Aim of the task:
The data shown below should all be retyped exactly.

** Opening Record excerpts block **

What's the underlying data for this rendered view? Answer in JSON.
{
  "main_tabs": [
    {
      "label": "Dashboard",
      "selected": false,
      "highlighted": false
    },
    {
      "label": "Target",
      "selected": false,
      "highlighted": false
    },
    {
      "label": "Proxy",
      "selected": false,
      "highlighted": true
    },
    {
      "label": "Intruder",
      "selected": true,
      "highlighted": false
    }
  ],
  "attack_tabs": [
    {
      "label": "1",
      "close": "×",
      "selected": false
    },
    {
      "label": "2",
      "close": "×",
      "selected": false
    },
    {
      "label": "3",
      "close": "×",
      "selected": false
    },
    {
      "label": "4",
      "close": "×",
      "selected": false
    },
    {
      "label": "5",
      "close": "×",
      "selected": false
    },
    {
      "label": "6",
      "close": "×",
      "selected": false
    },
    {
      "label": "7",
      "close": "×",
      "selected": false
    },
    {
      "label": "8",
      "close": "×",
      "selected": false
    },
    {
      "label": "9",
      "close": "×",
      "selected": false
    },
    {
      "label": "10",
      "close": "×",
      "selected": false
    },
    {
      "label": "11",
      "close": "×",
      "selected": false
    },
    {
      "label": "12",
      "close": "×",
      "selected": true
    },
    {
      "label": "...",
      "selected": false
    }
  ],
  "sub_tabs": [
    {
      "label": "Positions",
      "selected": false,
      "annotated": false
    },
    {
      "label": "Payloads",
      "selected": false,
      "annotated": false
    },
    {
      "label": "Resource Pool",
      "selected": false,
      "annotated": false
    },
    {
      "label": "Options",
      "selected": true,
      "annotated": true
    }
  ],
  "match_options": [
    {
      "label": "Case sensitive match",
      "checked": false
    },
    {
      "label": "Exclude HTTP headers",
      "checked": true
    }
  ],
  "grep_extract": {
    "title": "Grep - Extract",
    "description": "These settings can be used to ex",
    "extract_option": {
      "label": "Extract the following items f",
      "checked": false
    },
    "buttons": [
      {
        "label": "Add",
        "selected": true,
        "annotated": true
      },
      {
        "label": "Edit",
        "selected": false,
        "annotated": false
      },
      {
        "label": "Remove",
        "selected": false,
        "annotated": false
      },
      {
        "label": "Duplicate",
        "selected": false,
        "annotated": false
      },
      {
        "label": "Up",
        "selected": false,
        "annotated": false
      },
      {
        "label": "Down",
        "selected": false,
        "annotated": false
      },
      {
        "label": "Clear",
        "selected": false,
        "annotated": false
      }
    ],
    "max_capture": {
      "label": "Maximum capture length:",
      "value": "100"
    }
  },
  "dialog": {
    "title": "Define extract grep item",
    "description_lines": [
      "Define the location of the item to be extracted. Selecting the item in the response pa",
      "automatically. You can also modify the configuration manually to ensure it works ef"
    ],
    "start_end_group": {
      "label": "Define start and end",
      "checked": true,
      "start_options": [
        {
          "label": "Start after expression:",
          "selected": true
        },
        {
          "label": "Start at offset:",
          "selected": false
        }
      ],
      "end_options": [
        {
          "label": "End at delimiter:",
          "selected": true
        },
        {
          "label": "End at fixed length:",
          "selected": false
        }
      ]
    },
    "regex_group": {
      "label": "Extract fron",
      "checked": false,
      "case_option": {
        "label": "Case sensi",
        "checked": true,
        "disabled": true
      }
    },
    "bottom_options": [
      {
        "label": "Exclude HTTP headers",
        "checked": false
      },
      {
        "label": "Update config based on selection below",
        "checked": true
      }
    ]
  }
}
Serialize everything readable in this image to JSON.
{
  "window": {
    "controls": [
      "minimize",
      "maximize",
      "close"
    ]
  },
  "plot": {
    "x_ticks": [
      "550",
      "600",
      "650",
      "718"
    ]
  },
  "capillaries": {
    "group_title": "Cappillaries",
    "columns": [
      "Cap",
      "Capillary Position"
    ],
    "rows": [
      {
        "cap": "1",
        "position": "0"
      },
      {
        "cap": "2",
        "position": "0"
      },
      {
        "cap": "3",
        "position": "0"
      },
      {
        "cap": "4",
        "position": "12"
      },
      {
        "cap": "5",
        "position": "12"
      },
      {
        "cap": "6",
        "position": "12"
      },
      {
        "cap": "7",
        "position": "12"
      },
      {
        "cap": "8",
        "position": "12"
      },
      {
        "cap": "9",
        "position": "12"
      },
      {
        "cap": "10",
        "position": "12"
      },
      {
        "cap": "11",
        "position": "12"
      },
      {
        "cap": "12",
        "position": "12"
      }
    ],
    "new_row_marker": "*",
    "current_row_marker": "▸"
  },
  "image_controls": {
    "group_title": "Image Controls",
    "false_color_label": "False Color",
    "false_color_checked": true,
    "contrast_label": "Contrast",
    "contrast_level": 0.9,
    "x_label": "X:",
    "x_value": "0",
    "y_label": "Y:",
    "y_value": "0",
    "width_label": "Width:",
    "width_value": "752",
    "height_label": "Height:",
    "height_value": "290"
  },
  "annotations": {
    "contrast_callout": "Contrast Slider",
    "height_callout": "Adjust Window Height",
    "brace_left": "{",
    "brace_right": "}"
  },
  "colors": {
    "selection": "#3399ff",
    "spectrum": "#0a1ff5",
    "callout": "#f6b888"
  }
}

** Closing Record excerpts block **

Completed exercise:
What's the underlying data for this rendered view? Answer in JSON.
{
  "main_tabs": [
    {
      "label": "Dashboard",
      "selected": false,
      "highlighted": false
    },
    {
      "label": "Target",
      "selected": false,
      "highlighted": false
    },
    {
      "label": "Proxy",
      "selected": false,
      "highlighted": true
    },
    {
      "label": "Intruder",
      "selected": true,
      "highlighted": false
    }
  ],
  "attack_tabs": [
    {
      "label": "1",
      "close": "×",
      "selected": false
    },
    {
      "label": "2",
      "close": "×",
      "selected": false
    },
    {
      "label": "3",
      "close": "×",
      "selected": false
    },
    {
      "label": "4",
      "close": "×",
      "selected": false
    },
    {
      "label": "5",
      "close": "×",
      "selected": false
    },
    {
      "label": "6",
      "close": "×",
      "selected": false
    },
    {
      "label": "7",
      "close": "×",
      "selected": false
    },
    {
      "label": "8",
      "close": "×",
      "selected": false
    },
    {
      "label": "9",
      "close": "×",
      "selected": false
    },
    {
      "label": "10",
      "close": "×",
      "selected": false
    },
    {
      "label": "11",
      "close": "×",
      "selected": false
    },
    {
      "label": "12",
      "close": "×",
      "selected": true
    },
    {
      "label": "...",
      "selected": false
    }
  ],
  "sub_tabs": [
    {
      "label": "Positions",
      "selected": false,
      "annotated": false
    },
    {
      "label": "Payloads",
      "selected": false,
      "annotated": false
    },
    {
      "label": "Resource Pool",
      "selected": false,
      "annotated": false
    },
    {
      "label": "Options",
      "selected": true,
      "annotated": true
    }
  ],
  "match_options": [
    {
      "label": "Case sensitive match",
      "checked": false
    },
    {
      "label": "Exclude HTTP headers",
      "checked": true
    }
  ],
  "grep_extract": {
    "title": "Grep - Extract",
    "description": "These settings can be used to ex",
    "extract_option": {
      "label": "Extract the following items f",
      "checked": false
    },
    "buttons": [
      {
        "label": "Add",
        "selected": true,
        "annotated": true
      },
      {
        "label": "Edit",
        "selected": false,
        "annotated": false
      },
      {
        "label": "Remove",
        "selected": false,
        "annotated": false
      },
      {
        "label": "Duplicate",
        "selected": false,
        "annotated": false
      },
      {
        "label": "Up",
        "selected": false,
        "annotated": false
      },
      {
        "label": "Down",
        "selected": false,
        "annotated": false
      },
      {
        "label": "Clear",
        "selected": false,
        "annotated": false
      }
    ],
    "max_capture": {
      "label": "Maximum capture length:",
      "value": "100"
    }
  },
  "dialog": {
    "title": "Define extract grep item",
    "description_lines": [
      "Define the location of the item to be extracted. Selecting the item in the response pa",
      "automatically. You can also modify the configuration manually to ensure it works ef"
    ],
    "start_end_group": {
      "label": "Define start and end",
      "checked": true,
      "start_options": [
        {
          "label": "Start after expression:",
          "selected": true
        },
        {
          "label": "Start at offset:",
          "selected": false
        }
      ],
      "end_options": [
        {
          "label": "End at delimiter:",
          "selected": true
        },
        {
          "label": "End at fixed length:",
          "selected": false
        }
      ]
    },
    "regex_group": {
      "label": "Extract fron",
      "checked": false,
      "case_option": {
        "label": "Case sensi",
        "checked": true,
        "disabled": true
      }
    },
    "bottom_options": [
      {
        "label": "Exclude HTTP headers",
        "checked": false
      },
      {
        "label": "Update config based on selection below",
        "checked": true
      }
    ]
  }
}
Serialize everything readable in this image to JSON.
{
  "window": {
    "controls": [
      "minimize",
      "maximize",
      "close"
    ]
  },
  "plot": {
    "x_ticks": [
      "550",
      "600",
      "650",
      "718"
    ]
  },
  "capillaries": {
    "group_title": "Cappillaries",
    "columns": [
      "Cap",
      "Capillary Position"
    ],
    "rows": [
      {
        "cap": "1",
        "position": "0"
      },
      {
        "cap": "2",
        "position": "0"
      },
      {
        "cap": "3",
        "position": "0"
      },
      {
        "cap": "4",
        "position": "12"
      },
      {
        "cap": "5",
        "position": "12"
      },
      {
        "cap": "6",
        "position": "12"
      },
      {
        "cap": "7",
        "position": "12"
      },
      {
        "cap": "8",
        "position": "12"
      },
      {
        "cap": "9",
        "position": "12"
      },
      {
        "cap": "10",
        "position": "12"
      },
      {
        "cap": "11",
        "position": "12"
      },
      {
        "cap": "12",
        "position": "12"
      }
    ],
    "new_row_marker": "*",
    "current_row_marker": "▸"
  },
  "image_controls": {
    "group_title": "Image Controls",
    "false_color_label": "False Color",
    "false_color_checked": true,
    "contrast_label": "Contrast",
    "contrast_level": 0.9,
    "x_label": "X:",
    "x_value": "0",
    "y_label": "Y:",
    "y_value": "0",
    "width_label": "Width:",
    "width_value": "752",
    "height_label": "Height:",
    "height_value": "290"
  },
  "annotations": {
    "contrast_callout": "Contrast Slider",
    "height_callout": "Adjust Window Height",
    "brace_left": "{",
    "brace_right": "}"
  },
  "colors": {
    "selection": "#3399ff",
    "spectrum": "#0a1ff5",
    "callout": "#f6b888"
  }
}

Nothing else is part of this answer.